If you’re a business, stoking up an affinity with the right charity is a shrewd move. You get to bask in the feelgood factor (‘hey, we have a heart’) and, because everyone loves a socially responsible outfit, your customers are all the more inclined to dig into their pockets. For you and the charity. Win win.
Every air-kissing event, every social diary pages shindig comes complete with a charitable affinity – it’s the PR currency of the day. But how much is actually given over to local charities when relationships like this are struck? We wanted to find out…
When the Wirral Fashion Festival – organised by Downtown Liverpool in Business award winner Amanda Moss (pic) – aligned itself with Clatterbridge Cancer Centre for its glittery ball at Thornton Hall it must have been a happy day at Clatterbridge’s hard working fundraising HQ.
A happy ending? What do you think?
Lots of life-saving cash for cancer research and support? Read on.
We’re sure Ms Moss, like most people in Merseyside, has reason to be grateful that Clatterbridge (now with added Aintree Hospital branch) exists.
So SevenStreets was disappointed to hear of the fall-out that followed Moss’s Wirral Fashion Festival: the latest excursion into the ‘fashion’ events world by the self-styled ‘celebrity editor’ of Liverpool Lifestyle magazine.
We understand that tickets for the event were sold for £60, with a promised £5 donation to Clatterbridge: to help fund the essential work they do.
Lifestyle Monthly devoted a single page of its 68 page mag (the same space they gave to singer Laura White talking about her Lyrics In My Underwear CD) to the story of Alison – a young cancer patient successfully treated at Clatterbridge Cancer Centre – and of her determination to help the centre with its essential fundraising.
“We want to raise as much money as possible for the centre, and the fantastic work that’s done there,” Alison says, in Lifestyle Monthly’s feature promoting the event – and its £60 tickets.
Amanda Moss promised up to £1,000 worth of donations (based on ticket sales), as well as the proceeds from bucket donations on the night, and takings from a prize raffle (which always do well on occasions like these). In return, Clatterbridge offered to push the event, which it did in its newsletter and communications to its supporters.
Despite being extremely busy with other revenue-generating projects, Clatterbridge offered to secure the raffle prizes for the evening.

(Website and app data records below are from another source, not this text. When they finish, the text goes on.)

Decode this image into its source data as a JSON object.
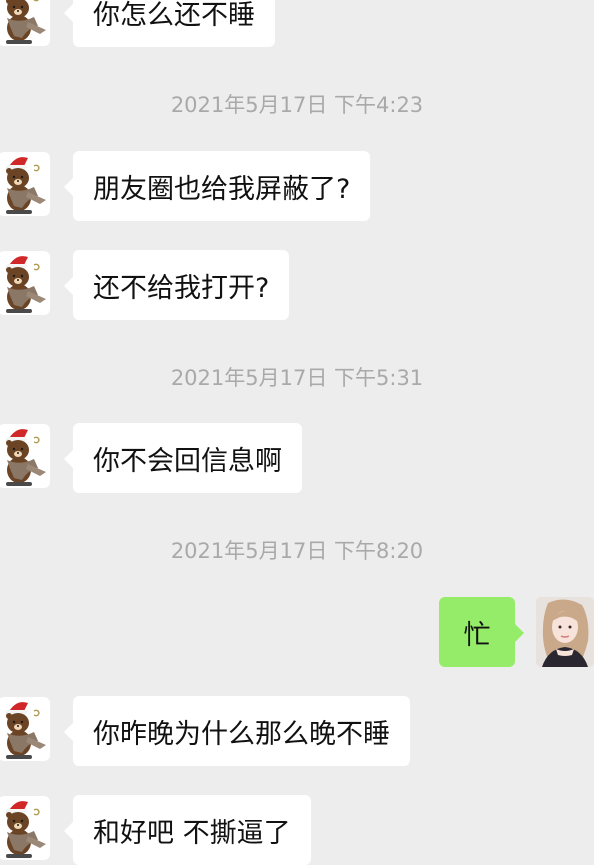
{
  "colors": {
    "background": "#ededed",
    "incoming_bubble": "#ffffff",
    "outgoing_bubble": "#95ec69",
    "timestamp_text": "#a9a9a9"
  },
  "timestamps": [
    "2021年5月17日 下午4:23",
    "2021年5月17日 下午5:31",
    "2021年5月17日 下午8:20"
  ],
  "messages": [
    {
      "sender": "contact",
      "avatar_icon": "brown-bear-santa-hat-icon",
      "text": "你怎么还不睡"
    },
    {
      "sender": "contact",
      "avatar_icon": "brown-bear-santa-hat-icon",
      "text": "朋友圈也给我屏蔽了?"
    },
    {
      "sender": "contact",
      "avatar_icon": "brown-bear-santa-hat-icon",
      "text": "还不给我打开?"
    },
    {
      "sender": "contact",
      "avatar_icon": "brown-bear-santa-hat-icon",
      "text": "你不会回信息啊"
    },
    {
      "sender": "me",
      "avatar_icon": "girl-profile-photo",
      "text": "忙"
    },
    {
      "sender": "contact",
      "avatar_icon": "brown-bear-santa-hat-icon",
      "text": "你昨晚为什么那么晚不睡"
    },
    {
      "sender": "contact",
      "avatar_icon": "brown-bear-santa-hat-icon",
      "text": "和好吧 不撕逼了"
    }
  ]
}
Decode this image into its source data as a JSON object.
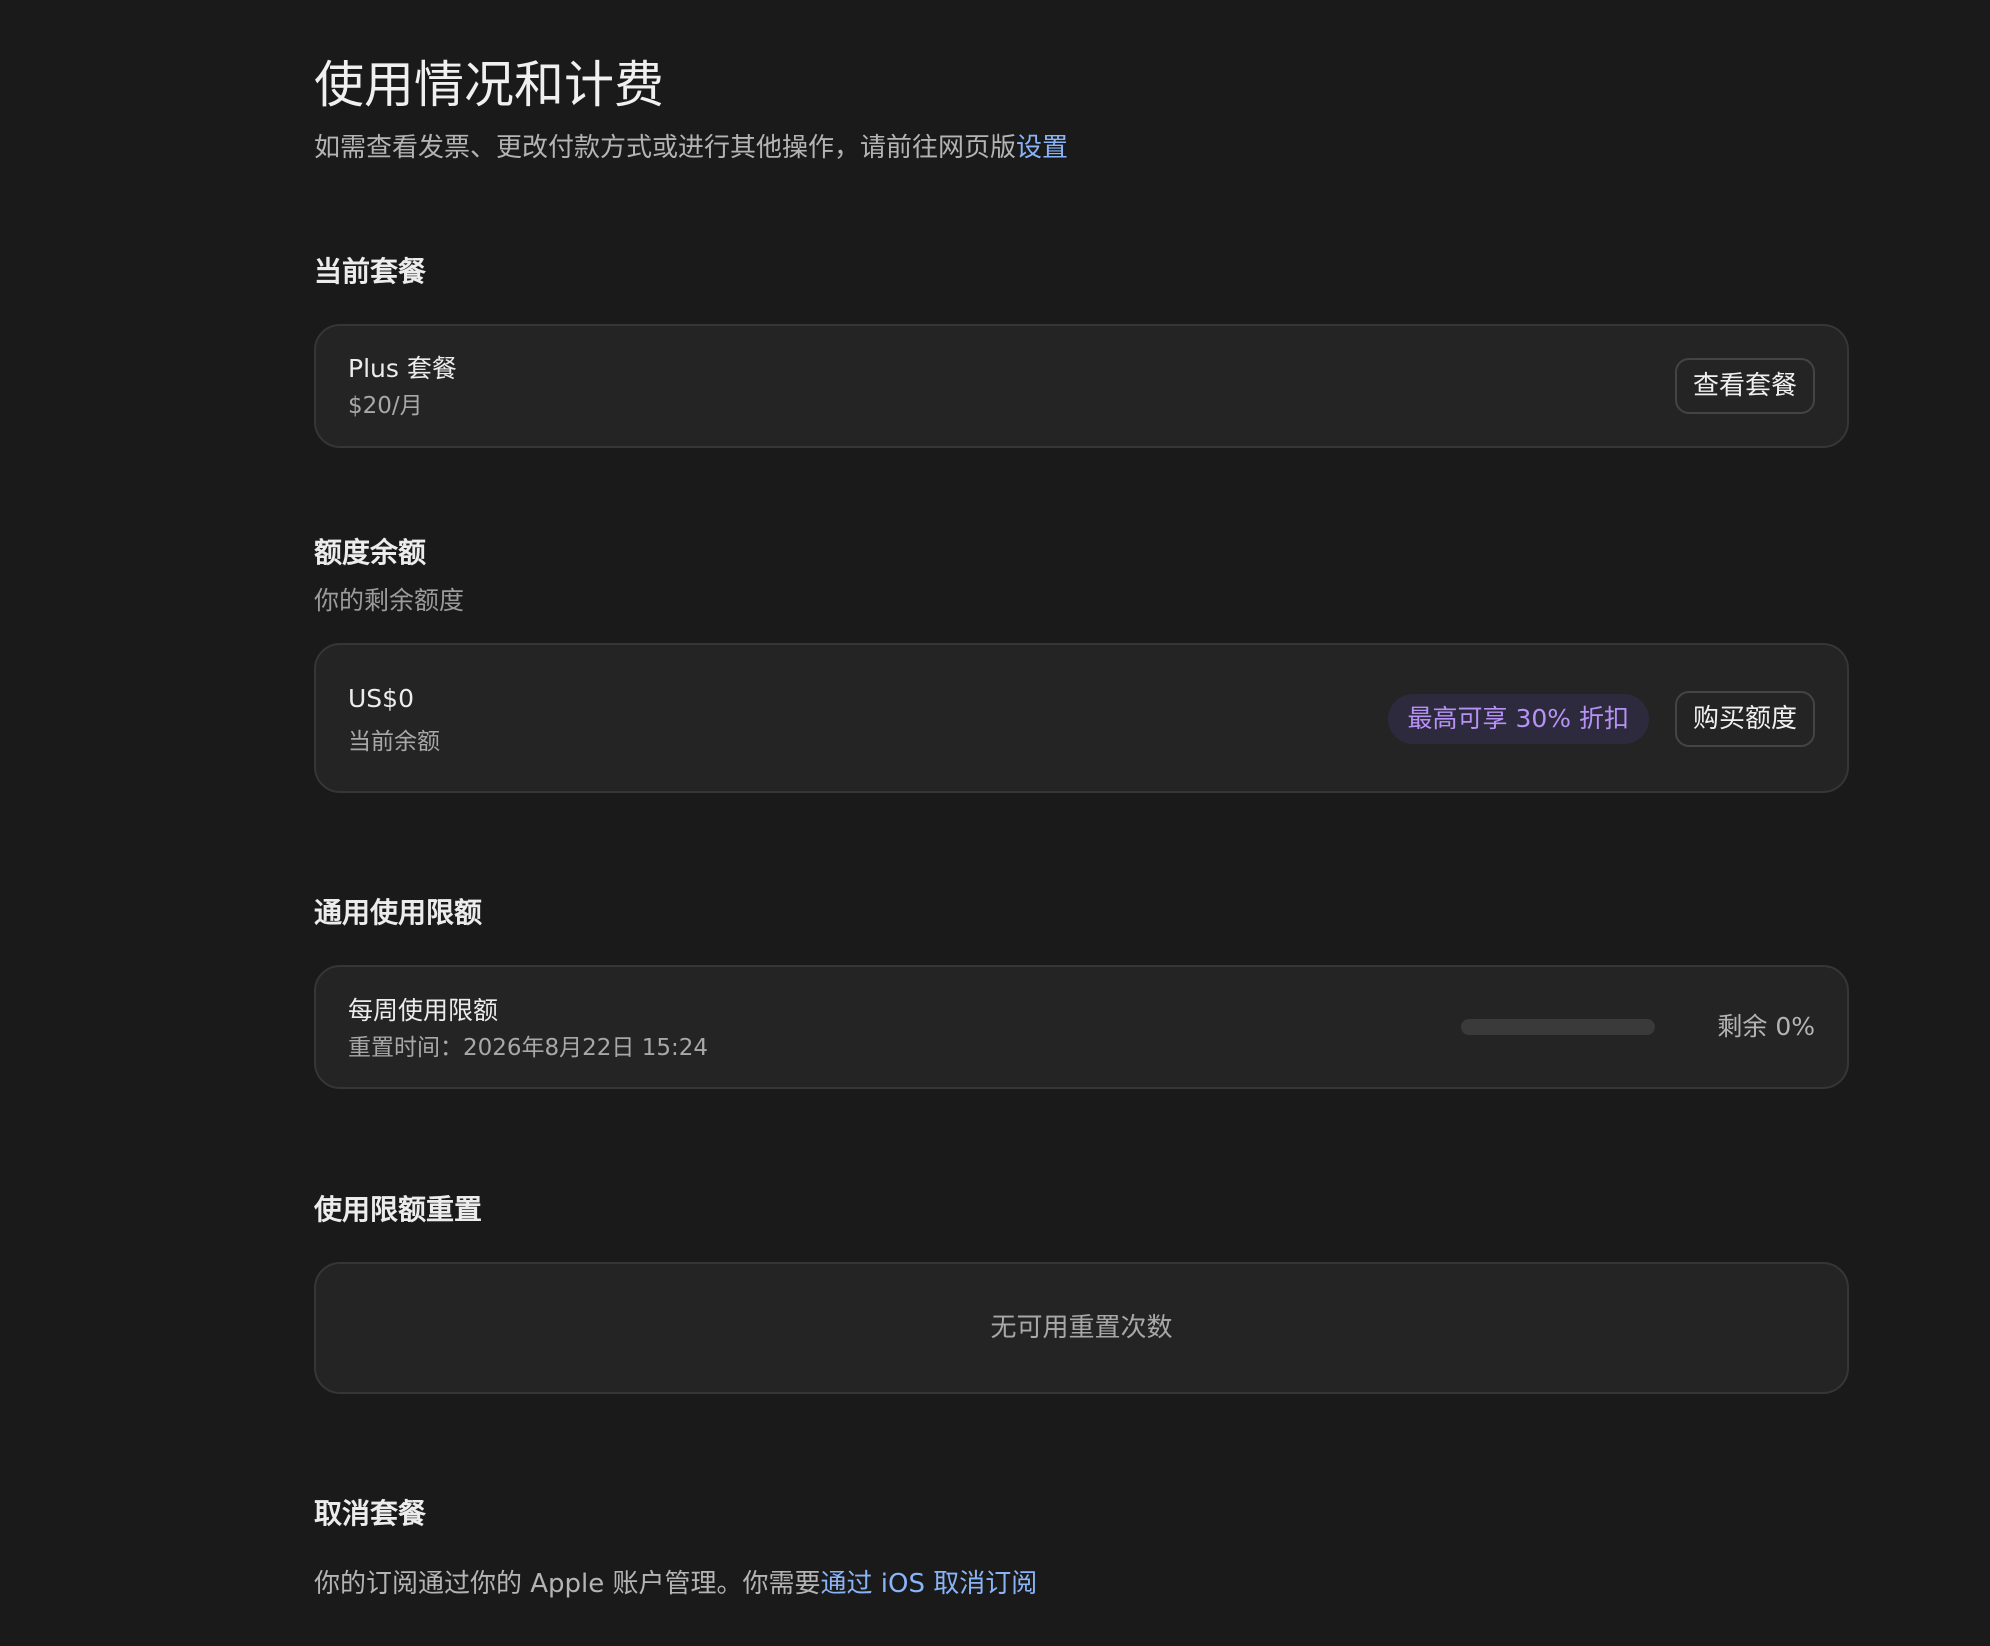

Crucially, the charity also were willing to supply experts from their donations team to help raise funds on the night.
Clatterbridge’s professional donations team are widely regarded as amongst the best in the business. They know how to engage with public, share Clatterbridge’s amazing story, and help direct anyone needing advice on the care and treatment of cancer to find the right help. It’s what they do.
SevenStreets understands that the request for Clatterbridge’s fundraising team on the night was later withdrawn by the event organisers.
After a slow start to ticket sales Amanda apparently had to give some tables away or sell at ‘cost price’, saying she wouldn’t be donating anything from these tables.
We’ve spoken to a supporter of the charity, who attended the event as a guest (who wishes to remain nameless) who says that the promised raffle didn’t take place. Amanda’s promise to supply her own ‘promotional staff’ rather than experts from Clatterbridge saw the event allegedly raise just £20.
Thornton Hall has told SevenStreets that the event pulled in a crowd of ‘around 150, maybe more’. If that’s so, a £20 donation total suggests an average of around 13p given from everyone who attended.
Together with the tickets that Amanda claimed to sell, the night ended up raising £120. And that was back in March.
Since then, we understand, not a single penny has been forthcoming, despite calls to Ms Moss’ office.
I’m telling you this, SevenStreets readers, not because I want to gloat. But because I lost my partner, at Clatterbridge, at Christmas. And I know, first hand, how every single penny counts.
SevenStreets is donating £50 to Clatterbridge – it’s a small way to help a great charity. Let’s hope this feature prompts Amanda Moss to finally hand over the promised funds. We’re sure she’s so busy arranging future events that this one’s just slipped her mind.
More importantly, this is our fundraising event. If you think you can help Clatterbridge – or even if you’d just like to say we stand for something different, and could donate a quid, or two – that would be amazing. And you won’t even have to sit through one of Amanda’s fashion shows. That’s win/win, surely?
For some, charity is a way to boost their brand. For some charity begins at home. But let’s raise what we can, to show Clatterbridge that there is more than one Lifestyle around here.
EDIT: Since posting this story this morning (11 July) Clatterbridge Cancer Care has now received the money. Which is nice